And here’s the script for the webworker, *perceptron_worker.js*:

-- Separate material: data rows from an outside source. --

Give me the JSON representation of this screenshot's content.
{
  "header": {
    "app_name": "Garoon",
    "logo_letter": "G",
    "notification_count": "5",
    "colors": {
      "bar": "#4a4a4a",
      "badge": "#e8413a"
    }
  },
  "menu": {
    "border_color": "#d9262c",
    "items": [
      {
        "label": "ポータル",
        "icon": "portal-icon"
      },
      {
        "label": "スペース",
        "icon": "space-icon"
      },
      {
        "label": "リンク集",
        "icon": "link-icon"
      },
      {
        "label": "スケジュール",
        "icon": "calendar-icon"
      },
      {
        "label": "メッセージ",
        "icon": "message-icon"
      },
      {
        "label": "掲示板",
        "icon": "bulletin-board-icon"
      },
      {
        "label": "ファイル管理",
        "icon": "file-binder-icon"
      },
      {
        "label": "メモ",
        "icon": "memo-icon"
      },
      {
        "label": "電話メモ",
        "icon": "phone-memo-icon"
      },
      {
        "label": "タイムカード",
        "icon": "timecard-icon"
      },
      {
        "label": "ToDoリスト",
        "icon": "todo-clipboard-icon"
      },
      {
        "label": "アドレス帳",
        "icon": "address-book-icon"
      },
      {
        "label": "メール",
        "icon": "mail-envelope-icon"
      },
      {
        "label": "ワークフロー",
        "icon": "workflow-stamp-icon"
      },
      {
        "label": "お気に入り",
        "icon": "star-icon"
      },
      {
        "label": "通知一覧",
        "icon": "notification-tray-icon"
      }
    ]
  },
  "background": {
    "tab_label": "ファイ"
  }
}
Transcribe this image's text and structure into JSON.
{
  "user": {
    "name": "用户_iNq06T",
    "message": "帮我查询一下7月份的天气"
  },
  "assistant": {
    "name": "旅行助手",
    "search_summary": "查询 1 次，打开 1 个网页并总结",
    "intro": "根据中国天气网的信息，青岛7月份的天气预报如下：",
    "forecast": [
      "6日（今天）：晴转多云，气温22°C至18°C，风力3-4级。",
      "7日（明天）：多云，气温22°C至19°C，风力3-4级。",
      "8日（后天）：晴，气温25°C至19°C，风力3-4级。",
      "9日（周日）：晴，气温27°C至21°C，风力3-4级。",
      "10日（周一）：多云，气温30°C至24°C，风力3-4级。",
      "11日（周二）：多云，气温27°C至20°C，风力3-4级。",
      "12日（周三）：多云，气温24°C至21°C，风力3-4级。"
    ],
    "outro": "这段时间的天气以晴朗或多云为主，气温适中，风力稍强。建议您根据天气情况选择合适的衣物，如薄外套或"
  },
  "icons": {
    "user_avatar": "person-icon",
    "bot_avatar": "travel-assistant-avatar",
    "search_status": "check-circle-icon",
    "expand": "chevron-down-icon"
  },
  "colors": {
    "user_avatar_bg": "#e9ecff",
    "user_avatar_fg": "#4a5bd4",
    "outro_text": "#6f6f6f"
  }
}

// Simple helper function to determine the +ve/-ve sign of a value function sign(x) { if (x > 0) { return 1; } else { return -1; } } // Triggered by postMessage in the page onmessage = function(evt) { switch (evt.data.cmd) { // Start the perceptron case 'start': var iters = 1; // Hard-coded maximum number of iterations while (iters < 50000) { // Receive the set of training points and initial weight vector var data = evt.data.data; var w = evt.data.w; // Array of points that are misclassified under the current hypothesis/weights misclassified = []; // Identify misclassified points for (var i = 0; i < data.length; i++) { value = 0; for (var j = 0; j < w.length; j++) { value += w[j] * data[i][0][j]; } // Compare to correct output for this point if (sign(value) != sign(data[i][1])) { misclassified.push(data[i]); } } // If all training points are classified correctly, we've finished if (misclassified.length == 0) { break; } else { // Choose a random misclassified point var mispoint = data[Math.floor(Math.random() * data.length)]; // Update weight vector based on this point for (var j = 0; j < w.length; j++) { w[j] += mispoint[1] * mispoint[0][j]; } } // Uncomment the following line to plot every suggested hypothesis, h, that gets produced // postMessage({ 'result': 'h', 'iteration': iters, 'w': w }); iters += 1; } // Send back the final hypothesis, g postMessage({ 'result': 'g', 'iteration': iters, 'w': w }); self.close(); // Terminates the worker. break; // Stop the perceptron case 'stop': self.close(); // Terminates the worker. break; // Shouldn't get this default: self.postMessage('Unknown command: ' + data.msg); }; };